[Exercise requirements]:
Set down every entry word for word. Omit the pictures.

[Data shown]:

+===+

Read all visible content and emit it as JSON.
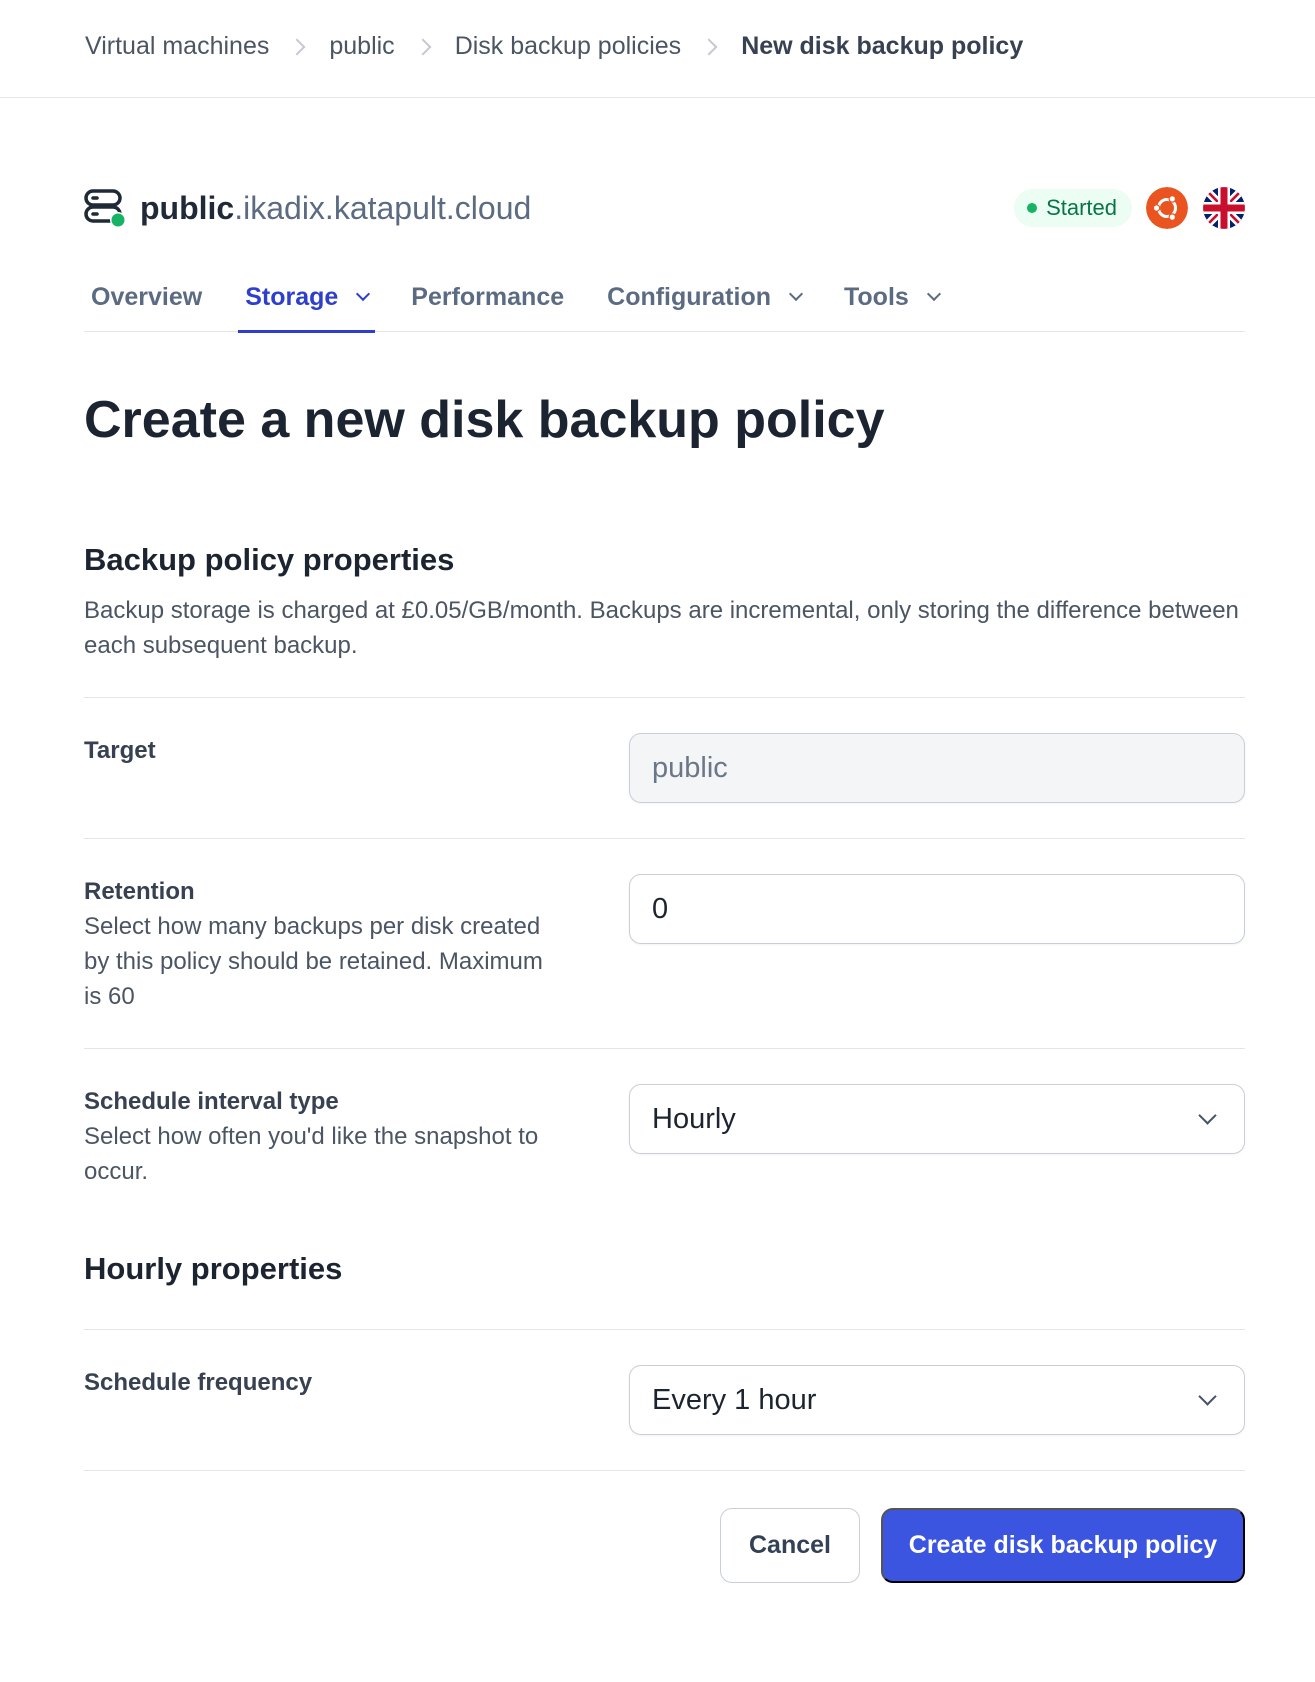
{
  "breadcrumb": {
    "items": [
      {
        "label": "Virtual machines"
      },
      {
        "label": "public"
      },
      {
        "label": "Disk backup policies"
      },
      {
        "label": "New disk backup policy"
      }
    ]
  },
  "vm": {
    "name_primary": "public",
    "name_suffix": ".ikadix.katapult.cloud",
    "status": "Started",
    "os_icon": "ubuntu-logo-icon",
    "region_icon": "uk-flag-icon",
    "colors": {
      "status_bg": "#ecfdf3",
      "status_text": "#067647",
      "status_dot": "#16b364",
      "ubuntu": "#e95420"
    }
  },
  "tabs": [
    {
      "label": "Overview",
      "active": false,
      "has_dropdown": false
    },
    {
      "label": "Storage",
      "active": true,
      "has_dropdown": true
    },
    {
      "label": "Performance",
      "active": false,
      "has_dropdown": false
    },
    {
      "label": "Configuration",
      "active": false,
      "has_dropdown": true
    },
    {
      "label": "Tools",
      "active": false,
      "has_dropdown": true
    }
  ],
  "page": {
    "title": "Create a new disk backup policy"
  },
  "backup_section": {
    "title": "Backup policy properties",
    "description": "Backup storage is charged at £0.05/GB/month. Backups are incremental, only storing the difference between each subsequent backup."
  },
  "fields": {
    "target": {
      "label": "Target",
      "value": "public",
      "disabled": true
    },
    "retention": {
      "label": "Retention",
      "help": "Select how many backups per disk created by this policy should be retained. Maximum is 60",
      "value": "0"
    },
    "schedule_interval_type": {
      "label": "Schedule interval type",
      "help": "Select how often you'd like the snapshot to occur.",
      "value": "Hourly"
    }
  },
  "hourly_section": {
    "title": "Hourly properties",
    "schedule_frequency": {
      "label": "Schedule frequency",
      "value": "Every 1 hour"
    }
  },
  "actions": {
    "cancel_label": "Cancel",
    "submit_label": "Create disk backup policy",
    "accent": "#3b55e0"
  }
}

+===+

[Reply to the task]:
Read all visible content and emit it as JSON.
{
  "breadcrumb": {
    "items": [
      {
        "label": "Virtual machines"
      },
      {
        "label": "public"
      },
      {
        "label": "Disk backup policies"
      },
      {
        "label": "New disk backup policy"
      }
    ]
  },
  "vm": {
    "name_primary": "public",
    "name_suffix": ".ikadix.katapult.cloud",
    "status": "Started",
    "os_icon": "ubuntu-logo-icon",
    "region_icon": "uk-flag-icon",
    "colors": {
      "status_bg": "#ecfdf3",
      "status_text": "#067647",
      "status_dot": "#16b364",
      "ubuntu": "#e95420"
    }
  },
  "tabs": [
    {
      "label": "Overview",
      "active": false,
      "has_dropdown": false
    },
    {
      "label": "Storage",
      "active": true,
      "has_dropdown": true
    },
    {
      "label": "Performance",
      "active": false,
      "has_dropdown": false
    },
    {
      "label": "Configuration",
      "active": false,
      "has_dropdown": true
    },
    {
      "label": "Tools",
      "active": false,
      "has_dropdown": true
    }
  ],
  "page": {
    "title": "Create a new disk backup policy"
  },
  "backup_section": {
    "title": "Backup policy properties",
    "description": "Backup storage is charged at £0.05/GB/month. Backups are incremental, only storing the difference between each subsequent backup."
  },
  "fields": {
    "target": {
      "label": "Target",
      "value": "public",
      "disabled": true
    },
    "retention": {
      "label": "Retention",
      "help": "Select how many backups per disk created by this policy should be retained. Maximum is 60",
      "value": "0"
    },
    "schedule_interval_type": {
      "label": "Schedule interval type",
      "help": "Select how often you'd like the snapshot to occur.",
      "value": "Hourly"
    }
  },
  "hourly_section": {
    "title": "Hourly properties",
    "schedule_frequency": {
      "label": "Schedule frequency",
      "value": "Every 1 hour"
    }
  },
  "actions": {
    "cancel_label": "Cancel",
    "submit_label": "Create disk backup policy",
    "accent": "#3b55e0"
  }
}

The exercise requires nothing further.